HA NOI (VNS) — Transport companies using overloaded or oversized cargo tanks to carry excessive cargo could have their business licences revoked, the Ha Noi Department of Transport said.
At a press conference on Tuesday, Department Chief Inspector Tran Dang Hai said the department had proposed a number of measures to the Ministry of Transport to end the illegal practise.
Transport companies whose trucks did not obey cargo capacity regulations – including deliberately carrying more cargo than allowed or replacing trucks' original tankers with bigger ones – must be forced to stop operations, Hai said.
When enterprises were found violating the regulations twice, the department would ask authorised agencies to refuse to grant the enterprises licences until they solved the problem. The department would also ask the Viet Nam Register to stop granting certificates of technical safety and environmental protection to violators, Hai said.

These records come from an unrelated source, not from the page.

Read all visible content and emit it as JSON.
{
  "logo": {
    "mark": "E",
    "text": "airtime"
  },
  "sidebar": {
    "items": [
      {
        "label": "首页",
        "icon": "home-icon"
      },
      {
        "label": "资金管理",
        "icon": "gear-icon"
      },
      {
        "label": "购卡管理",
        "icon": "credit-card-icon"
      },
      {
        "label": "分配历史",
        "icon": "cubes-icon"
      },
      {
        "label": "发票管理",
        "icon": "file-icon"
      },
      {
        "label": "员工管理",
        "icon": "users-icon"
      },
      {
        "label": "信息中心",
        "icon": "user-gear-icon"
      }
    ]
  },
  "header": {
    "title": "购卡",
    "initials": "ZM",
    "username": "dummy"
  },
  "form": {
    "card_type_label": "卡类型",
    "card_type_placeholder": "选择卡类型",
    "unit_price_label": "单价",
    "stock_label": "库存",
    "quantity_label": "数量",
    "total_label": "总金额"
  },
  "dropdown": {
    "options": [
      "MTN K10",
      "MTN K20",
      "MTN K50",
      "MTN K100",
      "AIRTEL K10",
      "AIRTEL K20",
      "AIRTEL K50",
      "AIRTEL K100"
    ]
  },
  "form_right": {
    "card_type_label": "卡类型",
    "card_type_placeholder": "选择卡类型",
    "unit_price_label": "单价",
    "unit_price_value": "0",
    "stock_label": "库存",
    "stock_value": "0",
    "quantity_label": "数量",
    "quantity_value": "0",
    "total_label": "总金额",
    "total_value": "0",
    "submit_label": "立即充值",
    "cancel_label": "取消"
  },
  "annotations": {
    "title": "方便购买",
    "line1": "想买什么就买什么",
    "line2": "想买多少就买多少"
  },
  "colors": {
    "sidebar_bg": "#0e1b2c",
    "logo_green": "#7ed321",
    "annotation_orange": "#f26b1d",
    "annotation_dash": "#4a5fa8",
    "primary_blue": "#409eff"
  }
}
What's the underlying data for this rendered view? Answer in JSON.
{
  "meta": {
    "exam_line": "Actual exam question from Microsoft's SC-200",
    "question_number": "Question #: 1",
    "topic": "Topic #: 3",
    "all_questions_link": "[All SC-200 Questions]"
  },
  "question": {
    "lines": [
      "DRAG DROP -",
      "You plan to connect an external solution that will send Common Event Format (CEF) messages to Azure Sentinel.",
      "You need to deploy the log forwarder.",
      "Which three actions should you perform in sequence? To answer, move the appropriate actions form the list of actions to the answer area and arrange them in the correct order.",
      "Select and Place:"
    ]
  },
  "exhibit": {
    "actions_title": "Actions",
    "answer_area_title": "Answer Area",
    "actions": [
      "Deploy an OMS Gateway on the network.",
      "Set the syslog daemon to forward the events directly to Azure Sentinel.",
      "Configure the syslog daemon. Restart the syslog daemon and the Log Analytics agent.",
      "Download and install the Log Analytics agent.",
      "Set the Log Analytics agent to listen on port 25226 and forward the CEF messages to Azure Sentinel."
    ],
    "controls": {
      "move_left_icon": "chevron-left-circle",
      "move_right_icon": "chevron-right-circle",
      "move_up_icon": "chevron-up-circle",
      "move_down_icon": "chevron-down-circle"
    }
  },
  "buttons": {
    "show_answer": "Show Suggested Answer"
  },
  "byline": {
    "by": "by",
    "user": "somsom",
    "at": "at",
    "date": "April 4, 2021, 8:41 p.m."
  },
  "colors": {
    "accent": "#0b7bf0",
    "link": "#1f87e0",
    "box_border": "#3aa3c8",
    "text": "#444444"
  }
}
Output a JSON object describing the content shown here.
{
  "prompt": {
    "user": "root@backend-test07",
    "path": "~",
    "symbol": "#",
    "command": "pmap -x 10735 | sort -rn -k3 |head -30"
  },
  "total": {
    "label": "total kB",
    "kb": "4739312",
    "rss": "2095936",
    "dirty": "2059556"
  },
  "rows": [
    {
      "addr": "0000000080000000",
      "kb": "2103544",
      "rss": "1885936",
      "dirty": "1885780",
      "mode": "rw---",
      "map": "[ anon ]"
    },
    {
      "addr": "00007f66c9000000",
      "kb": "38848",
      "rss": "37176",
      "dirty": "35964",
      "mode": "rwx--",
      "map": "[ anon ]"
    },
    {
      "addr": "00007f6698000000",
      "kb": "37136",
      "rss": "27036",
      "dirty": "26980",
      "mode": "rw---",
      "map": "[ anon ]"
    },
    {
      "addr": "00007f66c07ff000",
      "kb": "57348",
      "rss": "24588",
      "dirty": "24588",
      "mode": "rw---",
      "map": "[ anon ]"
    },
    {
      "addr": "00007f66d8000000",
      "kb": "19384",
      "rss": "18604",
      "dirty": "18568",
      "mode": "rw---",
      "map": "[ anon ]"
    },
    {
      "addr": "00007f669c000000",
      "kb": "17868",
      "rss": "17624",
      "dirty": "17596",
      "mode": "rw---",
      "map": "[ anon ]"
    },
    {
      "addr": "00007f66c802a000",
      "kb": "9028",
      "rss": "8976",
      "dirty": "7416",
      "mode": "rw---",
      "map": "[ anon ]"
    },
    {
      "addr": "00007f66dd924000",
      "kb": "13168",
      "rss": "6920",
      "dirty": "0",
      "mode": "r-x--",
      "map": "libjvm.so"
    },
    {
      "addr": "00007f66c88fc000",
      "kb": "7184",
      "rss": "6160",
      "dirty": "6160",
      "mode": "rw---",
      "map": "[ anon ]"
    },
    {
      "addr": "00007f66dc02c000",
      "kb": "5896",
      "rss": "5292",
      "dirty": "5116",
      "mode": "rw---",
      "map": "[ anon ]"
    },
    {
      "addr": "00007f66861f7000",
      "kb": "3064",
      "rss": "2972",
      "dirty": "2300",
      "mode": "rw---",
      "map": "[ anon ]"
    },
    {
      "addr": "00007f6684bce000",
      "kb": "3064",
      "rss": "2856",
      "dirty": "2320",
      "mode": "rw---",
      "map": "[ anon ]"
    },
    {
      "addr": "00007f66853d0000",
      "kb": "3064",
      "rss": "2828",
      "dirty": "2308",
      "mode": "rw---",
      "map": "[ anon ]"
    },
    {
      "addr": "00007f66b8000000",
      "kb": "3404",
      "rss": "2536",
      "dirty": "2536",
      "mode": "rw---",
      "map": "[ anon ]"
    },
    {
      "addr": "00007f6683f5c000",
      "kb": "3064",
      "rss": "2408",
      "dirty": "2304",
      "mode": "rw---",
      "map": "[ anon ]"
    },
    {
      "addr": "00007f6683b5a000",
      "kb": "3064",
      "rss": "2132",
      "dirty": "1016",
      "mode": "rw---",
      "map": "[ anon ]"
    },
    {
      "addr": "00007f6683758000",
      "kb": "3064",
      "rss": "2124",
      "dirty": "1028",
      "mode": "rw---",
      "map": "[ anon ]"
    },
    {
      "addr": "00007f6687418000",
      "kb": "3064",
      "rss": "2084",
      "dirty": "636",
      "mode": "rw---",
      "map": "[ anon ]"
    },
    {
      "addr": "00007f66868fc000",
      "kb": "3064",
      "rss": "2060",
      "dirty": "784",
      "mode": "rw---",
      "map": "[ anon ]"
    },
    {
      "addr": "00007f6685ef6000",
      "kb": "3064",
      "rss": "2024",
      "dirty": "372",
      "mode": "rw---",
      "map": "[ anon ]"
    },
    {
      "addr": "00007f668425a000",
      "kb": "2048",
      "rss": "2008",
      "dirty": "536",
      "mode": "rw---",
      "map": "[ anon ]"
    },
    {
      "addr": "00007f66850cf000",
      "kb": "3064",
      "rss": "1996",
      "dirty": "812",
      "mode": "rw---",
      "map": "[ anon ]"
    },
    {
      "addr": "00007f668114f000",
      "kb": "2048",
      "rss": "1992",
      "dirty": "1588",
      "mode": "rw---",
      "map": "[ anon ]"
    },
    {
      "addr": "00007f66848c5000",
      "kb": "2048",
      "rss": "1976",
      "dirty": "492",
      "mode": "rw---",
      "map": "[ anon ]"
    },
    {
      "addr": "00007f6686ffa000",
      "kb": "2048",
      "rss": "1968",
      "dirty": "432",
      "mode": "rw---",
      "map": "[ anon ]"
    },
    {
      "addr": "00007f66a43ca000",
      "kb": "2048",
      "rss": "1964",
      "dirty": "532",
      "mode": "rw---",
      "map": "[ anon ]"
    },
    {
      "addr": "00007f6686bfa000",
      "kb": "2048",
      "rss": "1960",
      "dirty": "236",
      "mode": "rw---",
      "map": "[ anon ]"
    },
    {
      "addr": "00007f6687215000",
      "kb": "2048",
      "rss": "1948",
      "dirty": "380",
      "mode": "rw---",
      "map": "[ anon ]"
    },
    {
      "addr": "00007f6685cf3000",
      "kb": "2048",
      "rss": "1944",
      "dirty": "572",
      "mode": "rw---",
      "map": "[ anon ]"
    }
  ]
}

Figures from the department showed that in the first seven months of the year the police cracked down on nearly 3,000 trucks, fining them a total of VND18.7 billion (US$860,000). Hai said traffic police would continue to patrol key routes in and out of the city and use inspection cameras to catch violators.
In response to questions on concrete mixer trucks driving on illegally on streets where they're banned, Department Deputy Director Nguyen Hoang Linh said that while concrete mixer trucks are banned on about 70 per cent of Ha Noi streets, they were allowed to drive into the inner city after 9 p.m. due to high demand from construction sites. Also, some construction projects for security and defence needed to be completed as soon as possible, making it necessary for the trucks to violate the law.
Linh also said the department would install global positioning systems (GPS) on buses in order to fine transport enterprises and drivers for reckless driving. — VNS